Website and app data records
● ● ●

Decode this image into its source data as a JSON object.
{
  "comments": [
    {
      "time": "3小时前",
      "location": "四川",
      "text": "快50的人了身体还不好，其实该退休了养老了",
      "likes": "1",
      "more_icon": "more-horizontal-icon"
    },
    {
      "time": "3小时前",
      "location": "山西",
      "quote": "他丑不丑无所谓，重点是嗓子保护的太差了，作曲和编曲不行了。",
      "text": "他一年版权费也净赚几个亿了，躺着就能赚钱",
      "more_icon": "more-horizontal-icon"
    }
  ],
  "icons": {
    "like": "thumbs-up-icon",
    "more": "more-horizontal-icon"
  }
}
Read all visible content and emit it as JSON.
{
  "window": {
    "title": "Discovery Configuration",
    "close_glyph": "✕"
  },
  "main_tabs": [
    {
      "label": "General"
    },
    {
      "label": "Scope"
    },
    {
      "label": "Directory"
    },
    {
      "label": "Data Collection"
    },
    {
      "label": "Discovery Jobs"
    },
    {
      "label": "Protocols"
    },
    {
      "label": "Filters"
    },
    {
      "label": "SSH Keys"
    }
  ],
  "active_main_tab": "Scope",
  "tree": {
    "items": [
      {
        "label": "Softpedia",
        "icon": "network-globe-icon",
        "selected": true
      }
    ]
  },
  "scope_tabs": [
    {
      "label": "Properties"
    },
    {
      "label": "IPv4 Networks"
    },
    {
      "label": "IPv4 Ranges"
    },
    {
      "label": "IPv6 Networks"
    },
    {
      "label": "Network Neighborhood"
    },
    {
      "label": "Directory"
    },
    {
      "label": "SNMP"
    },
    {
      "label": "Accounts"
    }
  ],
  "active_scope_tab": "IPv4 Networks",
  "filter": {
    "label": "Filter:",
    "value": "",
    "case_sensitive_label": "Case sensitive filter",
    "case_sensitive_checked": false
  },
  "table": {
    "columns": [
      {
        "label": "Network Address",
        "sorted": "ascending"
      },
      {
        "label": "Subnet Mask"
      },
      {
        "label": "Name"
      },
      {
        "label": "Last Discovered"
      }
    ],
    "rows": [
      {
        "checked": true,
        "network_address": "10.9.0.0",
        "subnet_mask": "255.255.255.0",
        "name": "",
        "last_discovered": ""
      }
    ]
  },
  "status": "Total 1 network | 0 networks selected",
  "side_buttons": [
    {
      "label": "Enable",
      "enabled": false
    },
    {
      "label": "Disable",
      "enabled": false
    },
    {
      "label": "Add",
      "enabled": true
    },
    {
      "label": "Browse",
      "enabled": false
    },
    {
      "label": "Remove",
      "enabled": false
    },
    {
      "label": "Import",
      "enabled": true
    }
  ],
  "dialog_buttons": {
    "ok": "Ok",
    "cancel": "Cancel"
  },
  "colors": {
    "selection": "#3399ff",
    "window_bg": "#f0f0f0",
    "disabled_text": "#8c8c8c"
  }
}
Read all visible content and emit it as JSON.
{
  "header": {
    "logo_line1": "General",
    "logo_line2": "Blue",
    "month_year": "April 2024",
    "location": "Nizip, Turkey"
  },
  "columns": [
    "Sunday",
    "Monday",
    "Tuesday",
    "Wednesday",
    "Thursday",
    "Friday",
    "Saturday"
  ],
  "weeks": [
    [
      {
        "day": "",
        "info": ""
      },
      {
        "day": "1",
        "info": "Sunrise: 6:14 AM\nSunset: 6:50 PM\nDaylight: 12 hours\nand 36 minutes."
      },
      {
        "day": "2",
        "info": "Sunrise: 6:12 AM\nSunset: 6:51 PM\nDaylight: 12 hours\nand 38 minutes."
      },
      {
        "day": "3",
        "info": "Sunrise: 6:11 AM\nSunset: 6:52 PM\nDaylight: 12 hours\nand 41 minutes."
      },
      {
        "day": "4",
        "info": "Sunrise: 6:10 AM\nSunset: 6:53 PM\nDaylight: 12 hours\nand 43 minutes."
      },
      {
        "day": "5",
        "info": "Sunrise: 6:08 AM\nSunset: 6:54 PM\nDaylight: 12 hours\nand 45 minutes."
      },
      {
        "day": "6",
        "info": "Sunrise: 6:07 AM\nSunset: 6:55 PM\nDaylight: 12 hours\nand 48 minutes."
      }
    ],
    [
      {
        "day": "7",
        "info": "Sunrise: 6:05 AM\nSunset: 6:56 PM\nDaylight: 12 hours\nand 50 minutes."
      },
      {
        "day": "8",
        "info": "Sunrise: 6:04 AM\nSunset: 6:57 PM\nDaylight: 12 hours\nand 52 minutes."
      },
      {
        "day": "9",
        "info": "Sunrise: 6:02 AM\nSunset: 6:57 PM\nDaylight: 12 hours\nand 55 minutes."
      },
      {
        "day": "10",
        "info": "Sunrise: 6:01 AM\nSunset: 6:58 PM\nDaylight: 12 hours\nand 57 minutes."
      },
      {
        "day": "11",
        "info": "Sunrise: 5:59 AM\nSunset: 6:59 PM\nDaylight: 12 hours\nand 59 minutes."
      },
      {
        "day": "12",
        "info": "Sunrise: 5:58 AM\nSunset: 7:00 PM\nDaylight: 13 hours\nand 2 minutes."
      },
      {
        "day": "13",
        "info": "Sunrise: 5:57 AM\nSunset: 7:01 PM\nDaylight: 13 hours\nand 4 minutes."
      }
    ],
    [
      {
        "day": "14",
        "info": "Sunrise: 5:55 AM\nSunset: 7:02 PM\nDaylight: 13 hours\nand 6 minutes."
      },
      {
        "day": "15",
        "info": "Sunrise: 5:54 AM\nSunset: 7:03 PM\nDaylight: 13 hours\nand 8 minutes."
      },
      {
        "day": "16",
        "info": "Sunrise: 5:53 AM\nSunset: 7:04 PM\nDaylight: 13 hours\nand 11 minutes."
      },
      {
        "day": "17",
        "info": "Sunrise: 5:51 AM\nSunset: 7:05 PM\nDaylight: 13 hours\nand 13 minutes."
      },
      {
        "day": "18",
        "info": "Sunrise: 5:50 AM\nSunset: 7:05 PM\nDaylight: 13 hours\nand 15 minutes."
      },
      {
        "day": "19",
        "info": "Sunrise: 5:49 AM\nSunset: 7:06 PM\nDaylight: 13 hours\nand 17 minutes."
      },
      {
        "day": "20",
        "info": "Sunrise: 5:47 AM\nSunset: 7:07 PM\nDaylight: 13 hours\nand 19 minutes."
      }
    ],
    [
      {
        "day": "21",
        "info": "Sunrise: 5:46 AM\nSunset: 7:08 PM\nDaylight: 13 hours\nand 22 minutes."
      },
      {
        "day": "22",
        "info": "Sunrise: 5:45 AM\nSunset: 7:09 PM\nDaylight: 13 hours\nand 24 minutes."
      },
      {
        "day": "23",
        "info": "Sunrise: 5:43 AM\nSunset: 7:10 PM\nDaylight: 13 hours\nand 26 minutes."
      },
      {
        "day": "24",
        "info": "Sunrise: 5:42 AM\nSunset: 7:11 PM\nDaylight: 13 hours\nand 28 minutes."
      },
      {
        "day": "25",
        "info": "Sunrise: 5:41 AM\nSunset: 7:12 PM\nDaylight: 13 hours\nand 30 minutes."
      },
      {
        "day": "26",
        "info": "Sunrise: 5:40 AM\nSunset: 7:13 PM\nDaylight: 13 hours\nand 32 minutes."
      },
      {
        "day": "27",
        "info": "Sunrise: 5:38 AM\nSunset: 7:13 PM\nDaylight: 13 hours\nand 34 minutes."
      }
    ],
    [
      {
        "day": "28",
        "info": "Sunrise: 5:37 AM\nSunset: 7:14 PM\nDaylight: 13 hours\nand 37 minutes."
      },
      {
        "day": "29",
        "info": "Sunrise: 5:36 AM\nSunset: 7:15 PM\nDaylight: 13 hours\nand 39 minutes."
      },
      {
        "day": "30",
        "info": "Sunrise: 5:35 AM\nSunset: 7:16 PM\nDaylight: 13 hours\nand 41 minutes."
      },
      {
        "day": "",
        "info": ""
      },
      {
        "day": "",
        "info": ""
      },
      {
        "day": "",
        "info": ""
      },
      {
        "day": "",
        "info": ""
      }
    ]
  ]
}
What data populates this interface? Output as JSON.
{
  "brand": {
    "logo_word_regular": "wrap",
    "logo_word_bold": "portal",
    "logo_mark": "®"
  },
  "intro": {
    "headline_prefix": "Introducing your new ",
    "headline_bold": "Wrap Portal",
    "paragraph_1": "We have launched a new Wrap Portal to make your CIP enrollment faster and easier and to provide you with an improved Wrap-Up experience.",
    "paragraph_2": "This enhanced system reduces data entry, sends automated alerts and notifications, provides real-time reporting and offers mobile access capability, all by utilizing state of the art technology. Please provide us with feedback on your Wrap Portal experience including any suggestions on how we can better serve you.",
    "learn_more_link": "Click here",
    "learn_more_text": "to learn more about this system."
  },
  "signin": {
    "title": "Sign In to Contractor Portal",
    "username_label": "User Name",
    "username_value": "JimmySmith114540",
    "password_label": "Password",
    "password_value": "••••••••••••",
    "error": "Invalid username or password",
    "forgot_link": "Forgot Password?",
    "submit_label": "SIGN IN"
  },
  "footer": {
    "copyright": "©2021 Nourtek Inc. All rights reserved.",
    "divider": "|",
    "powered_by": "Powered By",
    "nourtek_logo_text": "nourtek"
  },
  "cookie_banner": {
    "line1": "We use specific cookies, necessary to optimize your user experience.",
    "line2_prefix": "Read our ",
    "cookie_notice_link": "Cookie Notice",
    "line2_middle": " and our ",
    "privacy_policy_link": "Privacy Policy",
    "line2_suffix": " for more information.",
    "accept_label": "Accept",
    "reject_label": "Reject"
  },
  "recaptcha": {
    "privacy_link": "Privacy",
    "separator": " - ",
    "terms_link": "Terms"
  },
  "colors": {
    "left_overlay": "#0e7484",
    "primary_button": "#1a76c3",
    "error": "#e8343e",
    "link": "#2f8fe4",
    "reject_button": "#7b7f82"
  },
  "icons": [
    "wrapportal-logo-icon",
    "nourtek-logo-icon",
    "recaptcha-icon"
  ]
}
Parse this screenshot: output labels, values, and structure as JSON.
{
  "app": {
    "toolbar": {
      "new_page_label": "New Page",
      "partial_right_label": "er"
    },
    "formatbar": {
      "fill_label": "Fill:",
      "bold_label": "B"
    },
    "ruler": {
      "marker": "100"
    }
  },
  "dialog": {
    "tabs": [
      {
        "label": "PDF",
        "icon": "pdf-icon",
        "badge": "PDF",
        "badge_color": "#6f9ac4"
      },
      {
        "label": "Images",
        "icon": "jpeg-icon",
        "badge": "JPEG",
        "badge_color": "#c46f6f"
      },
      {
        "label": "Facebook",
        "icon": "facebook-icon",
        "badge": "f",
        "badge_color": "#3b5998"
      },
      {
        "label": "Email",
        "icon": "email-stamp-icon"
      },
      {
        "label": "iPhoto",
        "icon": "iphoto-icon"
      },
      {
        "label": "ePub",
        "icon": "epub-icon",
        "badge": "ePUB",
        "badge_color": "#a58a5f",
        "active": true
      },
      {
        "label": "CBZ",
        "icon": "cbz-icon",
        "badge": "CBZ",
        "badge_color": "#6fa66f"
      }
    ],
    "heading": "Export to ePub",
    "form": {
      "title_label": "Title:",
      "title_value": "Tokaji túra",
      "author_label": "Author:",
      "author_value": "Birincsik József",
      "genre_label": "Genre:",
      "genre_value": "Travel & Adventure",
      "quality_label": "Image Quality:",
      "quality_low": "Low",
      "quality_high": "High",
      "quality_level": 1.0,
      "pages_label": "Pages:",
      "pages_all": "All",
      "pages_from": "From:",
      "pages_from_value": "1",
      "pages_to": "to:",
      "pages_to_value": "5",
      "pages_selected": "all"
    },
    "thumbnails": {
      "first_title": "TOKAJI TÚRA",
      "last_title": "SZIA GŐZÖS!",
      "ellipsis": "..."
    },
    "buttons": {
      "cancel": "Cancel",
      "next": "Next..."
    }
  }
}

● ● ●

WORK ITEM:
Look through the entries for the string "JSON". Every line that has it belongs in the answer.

ANSWER TO THE EXERCISE:
Decode this image into its source data as a JSON object.
Read all visible content and emit it as JSON.
Read all visible content and emit it as JSON.
What data populates this interface? Output as JSON.
Parse this screenshot: output labels, values, and structure as JSON.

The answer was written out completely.